May 18, 2015 2:32 PM
This morning, Amtrak Northeast Regional service was finally reopened following last week’s tragic derailment in Philadelphia that has killed at least eight and injured approximately 200. The tragedy was predictably exploited by cynical politicians, activists, and journalists, who seem to falsely believe that flushing more subsidies down the Amtrak drain would have somehow prevented the accident. It is true the technology at issue would possibly or even likely prevented this specific crash, speeding the deployment of it would dramatically increase costs and very likely reduce overall rail safety.
The National Transportation Safety Board (NTSB) continues to investigate and a final report will likely take a year or more to complete, but we know that the train was reportedly traveling at 106 mph right before it went into the 50-mph curve. By the time the engineer pulled the emergency brake, it was too late and the train entered the curve at 102 mph. The engineer is claiming he doesn’t remember right before the derailment and may have been struck by a foreign object. Yet, the NTSB has reviewed the dispatch tapes and found that the engineer did not report being struck by an object—although the NTSB and FBI are currently investigating a mark on the windshield.
It is likely the Philadelphia derailment is largely due to human error. In a similar 2013 crash in Spain, the operator was found to have recklessly ignored speed warnings before entering a 50-mph curve at 121 mph, killing 79 and injuring 140 when the train derailed and crashed into a concrete wall. In 2005, a Japanese commuter train derailed after it entered a 43-mph curve at 72 mph, killing 106 and injuring 562. The operator was killed, but he had likely intentionally increased the speed to unsafe levels.
Washington being what it is, partisans almost immediately began exploiting this tragedy for political gain, blaming Amtrak opponents for supposedly starving Amtrak of operating subsidies. Carl Cannon highlights some of the more shameless examples from Democratic groups and politicians, such as the Agenda Project Action Fund’s claim that “Republican Cuts Kill… Again.” They argue that Amtrak’s alleged lack of sufficient operating subsidies has delayed the rollout of a set of rail safety technologies called positive train control (PTC). House Speaker John Boehner has righty called linking Amtrak funding to the derailment “stupid.”
But rather than learn from Speaker Boehner’s accurate rebuke, New York Sen. Charles Schumer doubled down, saying, “Speaker Boehner’s comments are patently false. Experts have made clear that Positive Train Control could have prevented the tragedy in Philadelphia. It is simply a fact that insufficient funding for Amtrak has delayed the installation of PTC, and to deny a connection between the accident and underfunding Amtrak is to deny reality.”

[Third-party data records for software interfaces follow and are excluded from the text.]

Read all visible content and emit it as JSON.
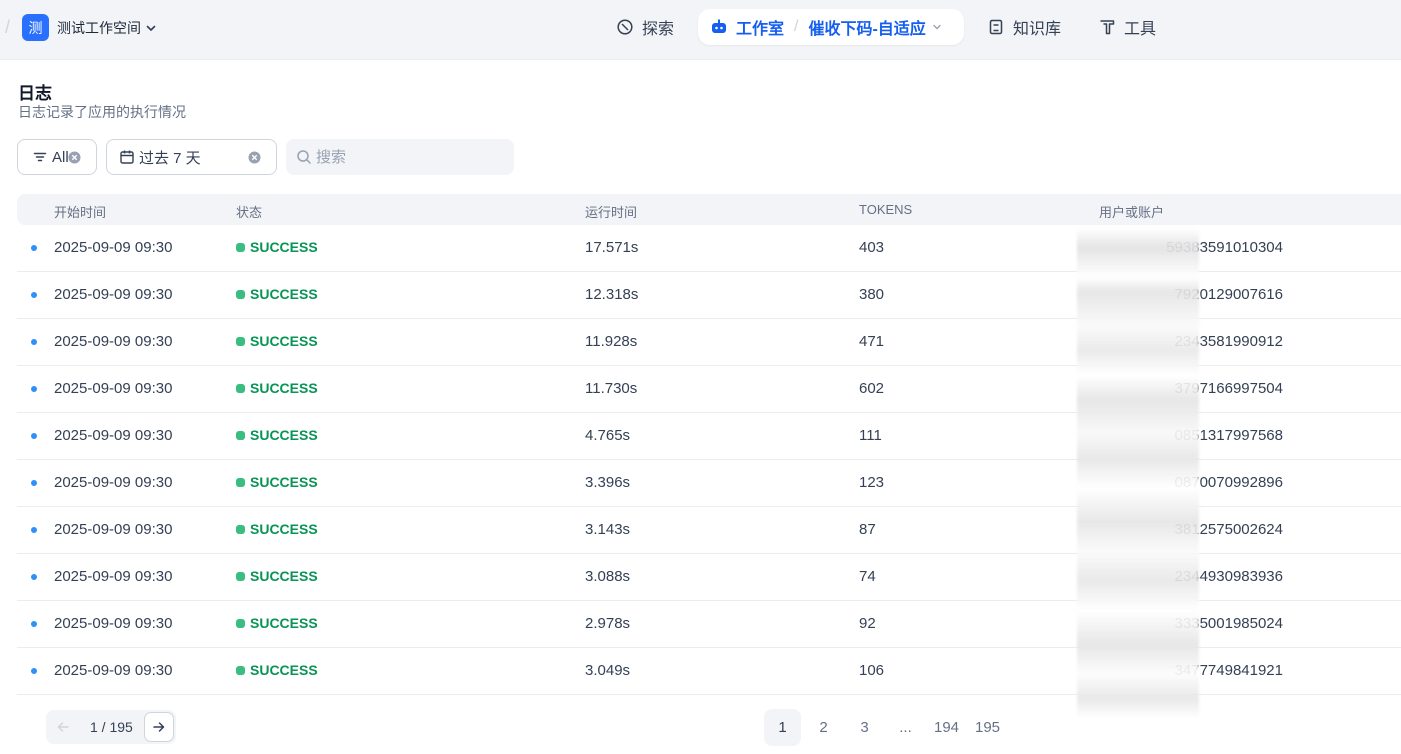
{
  "topbar": {
    "workspace_logo": "测",
    "workspace_name": "测试工作空间",
    "nav": {
      "explore": "探索",
      "studio": "工作室",
      "app_name": "催收下码-自适应",
      "knowledge": "知识库",
      "tools": "工具"
    }
  },
  "header": {
    "title": "日志",
    "description": "日志记录了应用的执行情况"
  },
  "filters": {
    "status": "All",
    "period": "过去 7 天",
    "search_placeholder": "搜索"
  },
  "table": {
    "columns": [
      "开始时间",
      "状态",
      "运行时间",
      "TOKENS",
      "用户或账户"
    ],
    "rows": [
      {
        "start": "2025-09-09 09:30",
        "status": "SUCCESS",
        "runtime": "17.571s",
        "tokens": "403",
        "user": "59383591010304"
      },
      {
        "start": "2025-09-09 09:30",
        "status": "SUCCESS",
        "runtime": "12.318s",
        "tokens": "380",
        "user": "7920129007616"
      },
      {
        "start": "2025-09-09 09:30",
        "status": "SUCCESS",
        "runtime": "11.928s",
        "tokens": "471",
        "user": "2343581990912"
      },
      {
        "start": "2025-09-09 09:30",
        "status": "SUCCESS",
        "runtime": "11.730s",
        "tokens": "602",
        "user": "3797166997504"
      },
      {
        "start": "2025-09-09 09:30",
        "status": "SUCCESS",
        "runtime": "4.765s",
        "tokens": "111",
        "user": "0851317997568"
      },
      {
        "start": "2025-09-09 09:30",
        "status": "SUCCESS",
        "runtime": "3.396s",
        "tokens": "123",
        "user": "0870070992896"
      },
      {
        "start": "2025-09-09 09:30",
        "status": "SUCCESS",
        "runtime": "3.143s",
        "tokens": "87",
        "user": "3812575002624"
      },
      {
        "start": "2025-09-09 09:30",
        "status": "SUCCESS",
        "runtime": "3.088s",
        "tokens": "74",
        "user": "2344930983936"
      },
      {
        "start": "2025-09-09 09:30",
        "status": "SUCCESS",
        "runtime": "2.978s",
        "tokens": "92",
        "user": "3335001985024"
      },
      {
        "start": "2025-09-09 09:30",
        "status": "SUCCESS",
        "runtime": "3.049s",
        "tokens": "106",
        "user": "3477749841921"
      }
    ]
  },
  "pagination": {
    "current": "1",
    "indicator": "1 / 195",
    "pages": [
      "1",
      "2",
      "3",
      "...",
      "194",
      "195"
    ]
  },
  "colors": {
    "accent": "#155eef",
    "success": "#079455",
    "dot": "#2e90fa"
  }
}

Yes, Sen. Schumer, it is stupid to make this absurd suggestion. To understand why it is baseless, you need understand a little bit about the history of PTC and Amtrak.

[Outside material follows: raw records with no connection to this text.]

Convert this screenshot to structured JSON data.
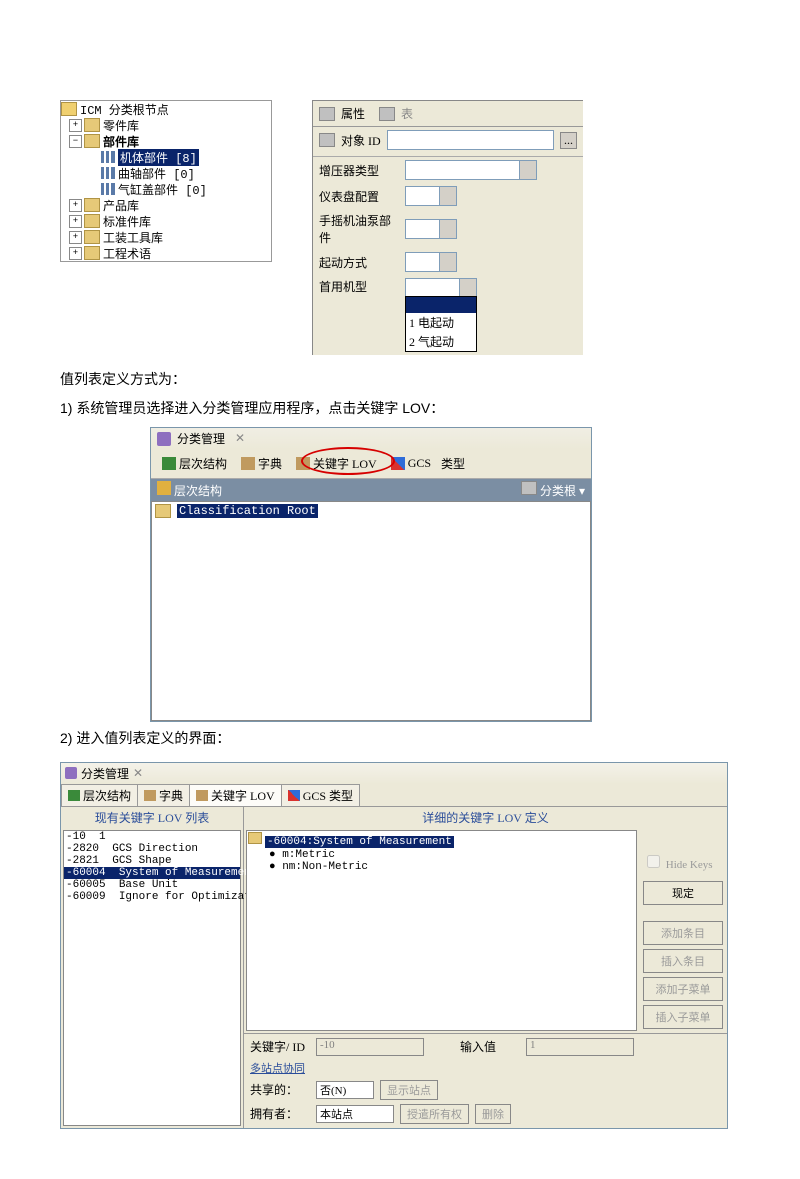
{
  "fig1": {
    "tree": {
      "root": "ICM 分类根节点",
      "items": [
        "零件库",
        "部件库",
        "产品库",
        "标准件库",
        "工装工具库",
        "工程术语"
      ],
      "sub": [
        {
          "label": "机体部件  [8]",
          "selected": true
        },
        {
          "label": "曲轴部件  [0]"
        },
        {
          "label": "气缸盖部件  [0]"
        }
      ]
    },
    "props": {
      "tabs": {
        "attr": "属性",
        "table": "表"
      },
      "objid": "对象 ID",
      "rows": [
        "增压器类型",
        "仪表盘配置",
        "手摇机油泵部件",
        "起动方式",
        "首用机型"
      ],
      "dropdown": {
        "opt1": "1  电起动",
        "opt2": "2  气起动"
      }
    }
  },
  "text": {
    "p1": "值列表定义方式为：",
    "n1": "1)  系统管理员选择进入分类管理应用程序，点击关键字 LOV：",
    "n2": "2)  进入值列表定义的界面："
  },
  "fig2": {
    "title": "分类管理",
    "tabs": {
      "t1": "层次结构",
      "t2": "字典",
      "t3": "关键字  LOV",
      "t4": "GCS",
      "t5": "类型"
    },
    "subhdr": {
      "left": "层次结构",
      "right": "分类根"
    },
    "root": "Classification Root"
  },
  "fig3": {
    "title": "分类管理",
    "tabs": {
      "t1": "层次结构",
      "t2": "字典",
      "t3": "关键字  LOV",
      "t4": "GCS 类型"
    },
    "left": {
      "title": "现有关键字 LOV 列表",
      "rows": [
        {
          "k": "-10",
          "v": "1"
        },
        {
          "k": "-2820",
          "v": "GCS Direction"
        },
        {
          "k": "-2821",
          "v": "GCS Shape"
        },
        {
          "k": "-60004",
          "v": "System of Measurement",
          "sel": true
        },
        {
          "k": "-60005",
          "v": "Base Unit"
        },
        {
          "k": "-60009",
          "v": "Ignore for Optimization"
        }
      ]
    },
    "right": {
      "title": "详细的关键字 LOV 定义",
      "hide": "Hide Keys",
      "tree": {
        "root": "-60004:System of Measurement",
        "c1": "m:Metric",
        "c2": "nm:Non-Metric"
      },
      "buttons": {
        "b1": "现定",
        "b2": "添加条目",
        "b3": "插入条目",
        "b4": "添加子菜单",
        "b5": "插入子菜单"
      },
      "form": {
        "kwid": "关键字/ ID",
        "kwid_v": "-10",
        "inval": "输入值",
        "inval_v": "1",
        "multi": "多站点协同",
        "shared": "共享的：",
        "shared_v": "否(N)",
        "showsite": "显示站点",
        "owner": "拥有者：",
        "owner_v": "本站点",
        "grant": "授遣所有权",
        "del": "删除"
      }
    }
  }
}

Amtrak was created in 1970 to provide emergency passenger rail service throughout much of the United States. The private railroads were dying under a stultifying regulatory regime, leading to many bankruptcies, with members of Congress fearing the U.S. would lose passenger and freight rail service. The railroads had been cross-subsidizing passenger rail for decades, but while they were circling the drain in the 1970s, the passenger service mandates became too much to bear. It was widely believed that Amtrak would be temporary, and that deregulated railroads would either retake control of the passenger routes or intercity passenger rail would simply end up in the dustbin of history.

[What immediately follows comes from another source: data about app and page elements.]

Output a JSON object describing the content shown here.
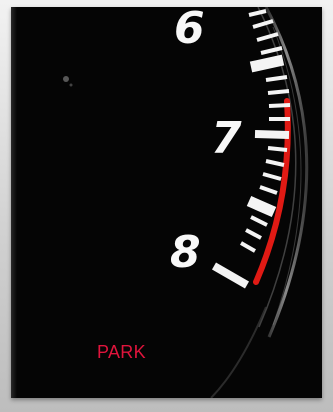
{
  "gauge": {
    "numerals": [
      "6",
      "7",
      "8"
    ],
    "redline_color": "#e01a14",
    "tick_color": "#f4f4f4",
    "numeral_color": "#f8f8f8"
  },
  "indicator": {
    "text": "PARK",
    "color": "#e0143c"
  }
}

Unfortunately, Amtrak has a small but powerful constituency and taxpayers have now doled out more than $45 billion in subsidies to keep Amtrak afloat. Amtrak accounts for just 0.15 percent of passenger-miles and 0.8 percent of trips more than 50 miles in the U.S.